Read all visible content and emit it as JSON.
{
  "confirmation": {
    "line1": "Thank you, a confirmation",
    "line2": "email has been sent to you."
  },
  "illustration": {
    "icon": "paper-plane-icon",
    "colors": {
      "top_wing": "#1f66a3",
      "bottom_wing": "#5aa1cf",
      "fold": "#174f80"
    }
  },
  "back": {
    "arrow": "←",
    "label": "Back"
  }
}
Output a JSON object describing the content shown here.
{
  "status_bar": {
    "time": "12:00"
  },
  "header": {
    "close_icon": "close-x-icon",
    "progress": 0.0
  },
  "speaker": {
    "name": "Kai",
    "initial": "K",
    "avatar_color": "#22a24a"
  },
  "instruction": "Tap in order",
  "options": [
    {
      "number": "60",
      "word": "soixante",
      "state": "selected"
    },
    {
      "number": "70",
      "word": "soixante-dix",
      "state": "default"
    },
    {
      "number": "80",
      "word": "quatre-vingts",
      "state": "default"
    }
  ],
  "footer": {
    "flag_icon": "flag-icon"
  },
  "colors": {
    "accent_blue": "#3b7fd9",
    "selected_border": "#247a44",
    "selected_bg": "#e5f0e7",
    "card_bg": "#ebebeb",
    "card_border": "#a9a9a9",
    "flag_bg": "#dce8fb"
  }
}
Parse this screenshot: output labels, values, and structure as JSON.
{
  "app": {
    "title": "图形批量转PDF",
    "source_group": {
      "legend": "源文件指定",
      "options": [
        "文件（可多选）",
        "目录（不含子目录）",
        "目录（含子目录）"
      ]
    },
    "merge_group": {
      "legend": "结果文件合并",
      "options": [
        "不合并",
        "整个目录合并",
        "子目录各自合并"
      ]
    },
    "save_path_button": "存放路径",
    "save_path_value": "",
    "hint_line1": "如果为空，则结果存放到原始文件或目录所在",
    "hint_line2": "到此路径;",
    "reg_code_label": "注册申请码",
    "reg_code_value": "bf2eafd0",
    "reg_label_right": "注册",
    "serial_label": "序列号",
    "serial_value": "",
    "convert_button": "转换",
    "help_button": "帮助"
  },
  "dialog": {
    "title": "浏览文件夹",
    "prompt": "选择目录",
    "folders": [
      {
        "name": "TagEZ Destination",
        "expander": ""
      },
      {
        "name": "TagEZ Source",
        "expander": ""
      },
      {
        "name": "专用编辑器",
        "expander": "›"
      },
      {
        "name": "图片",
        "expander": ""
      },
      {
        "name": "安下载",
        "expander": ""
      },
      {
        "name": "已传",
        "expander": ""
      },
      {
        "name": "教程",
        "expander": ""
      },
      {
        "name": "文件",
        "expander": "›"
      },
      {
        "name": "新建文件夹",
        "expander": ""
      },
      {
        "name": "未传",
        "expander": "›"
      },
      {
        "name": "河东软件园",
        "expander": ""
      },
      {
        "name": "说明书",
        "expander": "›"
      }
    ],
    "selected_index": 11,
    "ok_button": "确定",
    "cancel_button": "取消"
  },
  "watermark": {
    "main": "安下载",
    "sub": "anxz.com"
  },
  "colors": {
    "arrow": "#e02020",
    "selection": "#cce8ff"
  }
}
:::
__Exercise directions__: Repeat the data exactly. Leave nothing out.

__Solution to this exercise__:
Read all visible content and emit it as JSON.
{
  "confirmation": {
    "line1": "Thank you, a confirmation",
    "line2": "email has been sent to you."
  },
  "illustration": {
    "icon": "paper-plane-icon",
    "colors": {
      "top_wing": "#1f66a3",
      "bottom_wing": "#5aa1cf",
      "fold": "#174f80"
    }
  },
  "back": {
    "arrow": "←",
    "label": "Back"
  }
}
Output a JSON object describing the content shown here.
{
  "status_bar": {
    "time": "12:00"
  },
  "header": {
    "close_icon": "close-x-icon",
    "progress": 0.0
  },
  "speaker": {
    "name": "Kai",
    "initial": "K",
    "avatar_color": "#22a24a"
  },
  "instruction": "Tap in order",
  "options": [
    {
      "number": "60",
      "word": "soixante",
      "state": "selected"
    },
    {
      "number": "70",
      "word": "soixante-dix",
      "state": "default"
    },
    {
      "number": "80",
      "word": "quatre-vingts",
      "state": "default"
    }
  ],
  "footer": {
    "flag_icon": "flag-icon"
  },
  "colors": {
    "accent_blue": "#3b7fd9",
    "selected_border": "#247a44",
    "selected_bg": "#e5f0e7",
    "card_bg": "#ebebeb",
    "card_border": "#a9a9a9",
    "flag_bg": "#dce8fb"
  }
}
Parse this screenshot: output labels, values, and structure as JSON.
{
  "app": {
    "title": "图形批量转PDF",
    "source_group": {
      "legend": "源文件指定",
      "options": [
        "文件（可多选）",
        "目录（不含子目录）",
        "目录（含子目录）"
      ]
    },
    "merge_group": {
      "legend": "结果文件合并",
      "options": [
        "不合并",
        "整个目录合并",
        "子目录各自合并"
      ]
    },
    "save_path_button": "存放路径",
    "save_path_value": "",
    "hint_line1": "如果为空，则结果存放到原始文件或目录所在",
    "hint_line2": "到此路径;",
    "reg_code_label": "注册申请码",
    "reg_code_value": "bf2eafd0",
    "reg_label_right": "注册",
    "serial_label": "序列号",
    "serial_value": "",
    "convert_button": "转换",
    "help_button": "帮助"
  },
  "dialog": {
    "title": "浏览文件夹",
    "prompt": "选择目录",
    "folders": [
      {
        "name": "TagEZ Destination",
        "expander": ""
      },
      {
        "name": "TagEZ Source",
        "expander": ""
      },
      {
        "name": "专用编辑器",
        "expander": "›"
      },
      {
        "name": "图片",
        "expander": ""
      },
      {
        "name": "安下载",
        "expander": ""
      },
      {
        "name": "已传",
        "expander": ""
      },
      {
        "name": "教程",
        "expander": ""
      },
      {
        "name": "文件",
        "expander": "›"
      },
      {
        "name": "新建文件夹",
        "expander": ""
      },
      {
        "name": "未传",
        "expander": "›"
      },
      {
        "name": "河东软件园",
        "expander": ""
      },
      {
        "name": "说明书",
        "expander": "›"
      }
    ],
    "selected_index": 11,
    "ok_button": "确定",
    "cancel_button": "取消"
  },
  "watermark": {
    "main": "安下载",
    "sub": "anxz.com"
  },
  "colors": {
    "arrow": "#e02020",
    "selection": "#cce8ff"
  }
}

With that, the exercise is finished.